'Affordable' art gets in on the act in growing Hong Kong market
London fair is slated to bring in works aimed at the lower end of the market to promote artists who have yet to make their name
A London art fair selling "affordable art" will be landing in Hong Kong, taking up a slot in March in the city's already congested art market calendar.
Three-quarters of the works will sell for under HK$75,000 at the show, where prices will range from HK$1,000 to HK$100,000.
Organisers say Hong Kong is not facing an art-fair overload. On the contrary, they say, there has been a lack of platforms to display quality "affordable" works by artists who have yet to get their big breaks.
Will Ramsay, who founded the Affordable Art Fair in London in 1999, said it was appropriate now to bring the fair to Hong Kong as the art market had blossomed and the city had developed an audience for viewing and buying.

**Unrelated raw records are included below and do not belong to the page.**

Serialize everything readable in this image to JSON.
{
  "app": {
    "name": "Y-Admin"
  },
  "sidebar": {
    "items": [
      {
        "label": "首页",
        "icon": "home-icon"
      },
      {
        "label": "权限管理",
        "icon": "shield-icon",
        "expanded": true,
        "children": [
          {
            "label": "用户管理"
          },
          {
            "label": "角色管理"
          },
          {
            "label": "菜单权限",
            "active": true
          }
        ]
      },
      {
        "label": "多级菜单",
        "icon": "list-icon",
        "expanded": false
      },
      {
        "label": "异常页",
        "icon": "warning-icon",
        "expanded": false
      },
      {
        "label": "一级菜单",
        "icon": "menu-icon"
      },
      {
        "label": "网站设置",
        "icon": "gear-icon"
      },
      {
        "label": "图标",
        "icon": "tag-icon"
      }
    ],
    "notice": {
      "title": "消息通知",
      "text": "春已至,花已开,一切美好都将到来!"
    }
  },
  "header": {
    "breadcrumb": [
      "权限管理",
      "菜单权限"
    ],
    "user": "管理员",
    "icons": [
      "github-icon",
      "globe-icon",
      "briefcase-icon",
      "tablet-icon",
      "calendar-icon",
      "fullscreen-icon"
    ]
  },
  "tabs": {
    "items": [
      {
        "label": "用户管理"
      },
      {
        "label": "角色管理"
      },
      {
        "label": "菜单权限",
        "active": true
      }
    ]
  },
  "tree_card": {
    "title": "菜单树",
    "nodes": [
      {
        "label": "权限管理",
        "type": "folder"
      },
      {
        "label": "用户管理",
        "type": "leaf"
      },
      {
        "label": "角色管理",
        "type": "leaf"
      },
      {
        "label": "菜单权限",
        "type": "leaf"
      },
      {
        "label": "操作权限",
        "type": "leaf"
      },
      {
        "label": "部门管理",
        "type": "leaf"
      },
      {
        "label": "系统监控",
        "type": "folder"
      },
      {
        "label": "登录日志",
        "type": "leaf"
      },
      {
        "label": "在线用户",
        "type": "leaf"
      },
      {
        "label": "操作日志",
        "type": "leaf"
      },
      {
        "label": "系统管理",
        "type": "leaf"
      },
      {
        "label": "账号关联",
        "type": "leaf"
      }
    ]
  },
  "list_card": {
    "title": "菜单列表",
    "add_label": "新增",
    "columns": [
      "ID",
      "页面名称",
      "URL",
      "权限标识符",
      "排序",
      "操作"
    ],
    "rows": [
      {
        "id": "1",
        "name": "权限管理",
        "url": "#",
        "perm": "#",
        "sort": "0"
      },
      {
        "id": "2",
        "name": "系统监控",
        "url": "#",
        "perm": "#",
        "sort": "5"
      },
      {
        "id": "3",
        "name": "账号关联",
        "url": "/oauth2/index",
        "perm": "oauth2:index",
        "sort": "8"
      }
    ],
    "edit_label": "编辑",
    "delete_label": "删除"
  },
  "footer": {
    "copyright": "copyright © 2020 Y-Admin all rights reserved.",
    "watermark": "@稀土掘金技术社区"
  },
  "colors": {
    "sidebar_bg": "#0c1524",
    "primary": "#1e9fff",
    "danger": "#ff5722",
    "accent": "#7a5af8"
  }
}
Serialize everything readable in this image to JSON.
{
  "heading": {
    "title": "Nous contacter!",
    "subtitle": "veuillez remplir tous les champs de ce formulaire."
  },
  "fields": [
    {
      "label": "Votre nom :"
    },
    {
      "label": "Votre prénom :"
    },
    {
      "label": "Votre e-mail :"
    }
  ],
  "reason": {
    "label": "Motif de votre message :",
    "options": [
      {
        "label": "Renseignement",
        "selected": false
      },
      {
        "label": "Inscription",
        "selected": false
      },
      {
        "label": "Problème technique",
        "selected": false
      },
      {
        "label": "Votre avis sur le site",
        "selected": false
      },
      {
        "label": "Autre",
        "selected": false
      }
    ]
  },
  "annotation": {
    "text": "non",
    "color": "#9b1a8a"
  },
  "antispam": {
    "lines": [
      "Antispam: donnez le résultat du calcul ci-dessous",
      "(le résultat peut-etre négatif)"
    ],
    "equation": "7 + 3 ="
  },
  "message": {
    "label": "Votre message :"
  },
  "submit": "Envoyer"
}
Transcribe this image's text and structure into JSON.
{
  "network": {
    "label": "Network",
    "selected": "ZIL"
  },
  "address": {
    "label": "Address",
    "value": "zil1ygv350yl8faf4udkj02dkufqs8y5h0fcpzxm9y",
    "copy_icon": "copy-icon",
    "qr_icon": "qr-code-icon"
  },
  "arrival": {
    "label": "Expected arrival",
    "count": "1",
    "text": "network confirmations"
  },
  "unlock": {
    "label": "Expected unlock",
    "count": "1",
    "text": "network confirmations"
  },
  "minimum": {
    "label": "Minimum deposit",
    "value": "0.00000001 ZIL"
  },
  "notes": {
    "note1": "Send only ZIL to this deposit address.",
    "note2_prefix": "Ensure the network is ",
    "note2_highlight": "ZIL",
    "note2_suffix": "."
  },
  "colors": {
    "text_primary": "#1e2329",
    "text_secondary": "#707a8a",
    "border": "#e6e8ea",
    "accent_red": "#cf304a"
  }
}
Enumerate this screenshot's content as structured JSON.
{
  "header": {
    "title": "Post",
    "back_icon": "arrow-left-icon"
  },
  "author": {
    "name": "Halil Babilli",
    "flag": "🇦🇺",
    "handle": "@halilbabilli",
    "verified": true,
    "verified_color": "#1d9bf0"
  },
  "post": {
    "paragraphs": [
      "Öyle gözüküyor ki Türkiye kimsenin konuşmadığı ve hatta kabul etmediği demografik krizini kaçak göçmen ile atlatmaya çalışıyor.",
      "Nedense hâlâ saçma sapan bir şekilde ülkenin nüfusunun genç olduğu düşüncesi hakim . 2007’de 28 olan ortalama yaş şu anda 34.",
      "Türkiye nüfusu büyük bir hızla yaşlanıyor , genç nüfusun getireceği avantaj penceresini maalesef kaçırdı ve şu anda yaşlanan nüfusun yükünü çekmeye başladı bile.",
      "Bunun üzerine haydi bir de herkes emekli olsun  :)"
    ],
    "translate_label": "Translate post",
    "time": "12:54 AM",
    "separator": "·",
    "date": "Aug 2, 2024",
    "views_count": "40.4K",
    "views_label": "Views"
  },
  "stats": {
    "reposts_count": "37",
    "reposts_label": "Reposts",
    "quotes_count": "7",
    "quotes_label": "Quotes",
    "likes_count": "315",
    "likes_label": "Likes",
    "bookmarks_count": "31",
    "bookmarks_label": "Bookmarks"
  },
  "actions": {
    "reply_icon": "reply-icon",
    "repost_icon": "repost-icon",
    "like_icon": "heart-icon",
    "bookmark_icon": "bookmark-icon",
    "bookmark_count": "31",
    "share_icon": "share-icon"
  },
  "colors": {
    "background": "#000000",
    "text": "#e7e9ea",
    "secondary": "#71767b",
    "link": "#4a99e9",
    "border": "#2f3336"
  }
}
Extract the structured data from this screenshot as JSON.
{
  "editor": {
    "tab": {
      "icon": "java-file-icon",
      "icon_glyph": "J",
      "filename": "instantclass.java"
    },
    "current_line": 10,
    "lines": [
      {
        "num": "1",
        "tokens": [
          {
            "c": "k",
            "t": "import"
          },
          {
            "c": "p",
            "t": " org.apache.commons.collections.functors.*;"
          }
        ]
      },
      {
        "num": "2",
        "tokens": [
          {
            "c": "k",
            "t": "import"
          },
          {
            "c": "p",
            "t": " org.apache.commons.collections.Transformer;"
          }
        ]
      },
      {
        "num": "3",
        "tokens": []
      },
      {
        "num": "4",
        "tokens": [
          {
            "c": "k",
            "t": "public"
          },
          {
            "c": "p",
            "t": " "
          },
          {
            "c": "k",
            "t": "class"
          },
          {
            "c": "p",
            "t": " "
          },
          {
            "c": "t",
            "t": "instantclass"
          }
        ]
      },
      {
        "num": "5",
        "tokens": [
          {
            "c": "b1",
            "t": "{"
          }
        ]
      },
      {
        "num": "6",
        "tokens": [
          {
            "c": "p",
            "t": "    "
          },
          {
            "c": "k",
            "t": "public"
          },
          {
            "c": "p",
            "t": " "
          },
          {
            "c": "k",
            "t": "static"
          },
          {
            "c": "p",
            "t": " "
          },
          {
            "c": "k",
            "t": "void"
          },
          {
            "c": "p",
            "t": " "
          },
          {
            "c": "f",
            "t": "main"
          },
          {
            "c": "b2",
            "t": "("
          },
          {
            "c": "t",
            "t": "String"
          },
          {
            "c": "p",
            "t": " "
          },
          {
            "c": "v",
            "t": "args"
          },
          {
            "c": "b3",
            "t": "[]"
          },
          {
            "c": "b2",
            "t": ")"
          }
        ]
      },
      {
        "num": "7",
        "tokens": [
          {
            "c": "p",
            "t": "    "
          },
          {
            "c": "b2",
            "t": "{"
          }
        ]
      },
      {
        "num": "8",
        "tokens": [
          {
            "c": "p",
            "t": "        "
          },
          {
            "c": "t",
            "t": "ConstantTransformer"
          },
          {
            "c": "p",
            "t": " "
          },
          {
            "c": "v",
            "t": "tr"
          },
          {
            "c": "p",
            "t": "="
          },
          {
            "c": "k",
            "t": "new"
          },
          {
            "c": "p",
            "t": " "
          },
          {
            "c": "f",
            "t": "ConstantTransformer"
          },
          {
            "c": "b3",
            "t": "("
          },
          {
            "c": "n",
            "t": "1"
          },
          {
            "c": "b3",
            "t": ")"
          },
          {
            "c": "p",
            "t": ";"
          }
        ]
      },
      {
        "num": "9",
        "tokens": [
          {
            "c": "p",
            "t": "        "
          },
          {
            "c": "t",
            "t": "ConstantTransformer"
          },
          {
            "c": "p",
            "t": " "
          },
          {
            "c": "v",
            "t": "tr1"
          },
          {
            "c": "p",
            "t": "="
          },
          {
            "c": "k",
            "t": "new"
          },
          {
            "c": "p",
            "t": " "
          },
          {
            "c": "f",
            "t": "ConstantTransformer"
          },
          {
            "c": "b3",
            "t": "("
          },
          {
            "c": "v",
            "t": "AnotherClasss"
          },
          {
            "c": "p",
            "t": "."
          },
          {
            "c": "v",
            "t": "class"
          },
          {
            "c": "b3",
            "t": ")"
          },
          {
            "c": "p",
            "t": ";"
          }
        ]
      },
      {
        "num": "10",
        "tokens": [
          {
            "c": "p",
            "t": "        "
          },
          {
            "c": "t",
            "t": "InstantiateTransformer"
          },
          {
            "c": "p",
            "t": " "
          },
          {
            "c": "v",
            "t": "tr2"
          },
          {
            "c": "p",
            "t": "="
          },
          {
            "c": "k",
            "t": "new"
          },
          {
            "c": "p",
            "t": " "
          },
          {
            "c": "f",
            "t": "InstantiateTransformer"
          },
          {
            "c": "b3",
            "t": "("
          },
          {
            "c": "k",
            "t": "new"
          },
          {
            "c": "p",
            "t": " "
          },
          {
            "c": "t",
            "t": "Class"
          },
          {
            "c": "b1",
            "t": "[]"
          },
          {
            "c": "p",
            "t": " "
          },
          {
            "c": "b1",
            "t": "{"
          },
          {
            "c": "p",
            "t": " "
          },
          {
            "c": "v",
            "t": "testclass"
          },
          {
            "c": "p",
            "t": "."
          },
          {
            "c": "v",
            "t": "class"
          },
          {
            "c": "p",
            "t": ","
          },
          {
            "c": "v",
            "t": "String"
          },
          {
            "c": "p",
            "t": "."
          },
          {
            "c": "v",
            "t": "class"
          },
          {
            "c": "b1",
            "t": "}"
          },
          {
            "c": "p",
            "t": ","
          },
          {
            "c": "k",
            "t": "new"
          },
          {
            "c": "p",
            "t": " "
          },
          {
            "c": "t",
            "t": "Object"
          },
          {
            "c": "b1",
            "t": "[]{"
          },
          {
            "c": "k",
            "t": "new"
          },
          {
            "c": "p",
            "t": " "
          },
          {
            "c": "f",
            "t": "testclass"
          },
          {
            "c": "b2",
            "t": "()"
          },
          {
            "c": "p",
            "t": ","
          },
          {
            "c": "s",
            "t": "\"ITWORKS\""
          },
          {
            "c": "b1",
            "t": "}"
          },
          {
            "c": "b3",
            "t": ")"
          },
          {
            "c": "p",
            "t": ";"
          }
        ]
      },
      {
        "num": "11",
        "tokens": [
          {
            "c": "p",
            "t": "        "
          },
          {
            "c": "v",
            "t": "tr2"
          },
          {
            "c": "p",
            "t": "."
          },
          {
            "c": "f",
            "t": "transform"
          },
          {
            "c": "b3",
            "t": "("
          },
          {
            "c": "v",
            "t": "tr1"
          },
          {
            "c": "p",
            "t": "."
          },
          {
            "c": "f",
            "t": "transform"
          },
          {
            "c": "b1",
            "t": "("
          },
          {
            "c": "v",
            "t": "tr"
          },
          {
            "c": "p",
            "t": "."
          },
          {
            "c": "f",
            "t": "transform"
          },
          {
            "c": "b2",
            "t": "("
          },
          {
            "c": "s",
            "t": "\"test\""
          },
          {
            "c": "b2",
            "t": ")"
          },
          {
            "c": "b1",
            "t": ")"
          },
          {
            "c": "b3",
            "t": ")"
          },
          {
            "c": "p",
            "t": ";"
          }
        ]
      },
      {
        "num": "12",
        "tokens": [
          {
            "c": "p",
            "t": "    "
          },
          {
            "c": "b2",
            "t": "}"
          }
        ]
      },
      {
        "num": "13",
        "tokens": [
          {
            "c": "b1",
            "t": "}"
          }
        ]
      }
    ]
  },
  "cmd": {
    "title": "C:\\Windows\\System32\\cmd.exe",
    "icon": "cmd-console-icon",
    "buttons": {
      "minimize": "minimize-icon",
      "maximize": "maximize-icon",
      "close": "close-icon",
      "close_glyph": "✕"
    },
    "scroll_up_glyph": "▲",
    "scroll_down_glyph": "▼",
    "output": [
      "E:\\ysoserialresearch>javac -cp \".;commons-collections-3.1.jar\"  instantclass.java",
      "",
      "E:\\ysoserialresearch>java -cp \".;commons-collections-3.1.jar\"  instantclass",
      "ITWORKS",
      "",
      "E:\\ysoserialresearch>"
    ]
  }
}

"But maybe not everyone can afford [art] selling at ART HK or Art Basel," Ramsay said, referring to two upmarket events.
He hoped his fair would eliminate the intimidating feeling of the art world and make art more accessible.
The city has been hosting fairs, auctions and international galleries selling top-notch artworks. Following the success of those events, fairs that promote works at comparatively affordable prices are beginning to take root, tackling the lower end of the market.
Besides the Affordable Art Fair from London, organisers of Affordable Art China have also said they are planning to launch a Hong Kong edition this year.
"There will be more and more [art fairs] as the market expands. Some will stay, some will go," Ramsay said.
In 2011, 51.6 per cent of artworks sold by dealers went for €3,001 to €50,000 (HK$30,200 and HK$502,900), the European Fine Art Foundation found in a survey. Dealers said 27.9 per cent of the works sold were priced at €3,000 or less, the survey showed. Only 0.9 per cent of the works were sold at €2 million or more.
The Affordable Art Fair already takes place in 15 cities and countries, including Singapore.
"Affordable doesn't mean cheap or bad quality," Ramsay said. "Only few lucky artists can make it big. This is a platform for young artists selling their works."
The Hong Kong edition, taking place from March 15 to 17, will host 80 galleries, of which 60 per cent come from Asia, including 10 that are home-grown.
It would feature creations in a range of media from traditional works to photography and new media, Ramsay said.
The fair would also include an exhibition showcasing 12 Hong Kong young artists to promote the local scene, he said.
Hong Kong is becoming crowded with art fairs since ART HK, which Ramsay co-founded, took off in 2007. The first edition of Art Basel Hong Kong will take place between May 23 and 26 after the Swiss giant bought over the successful Hong Kong fair.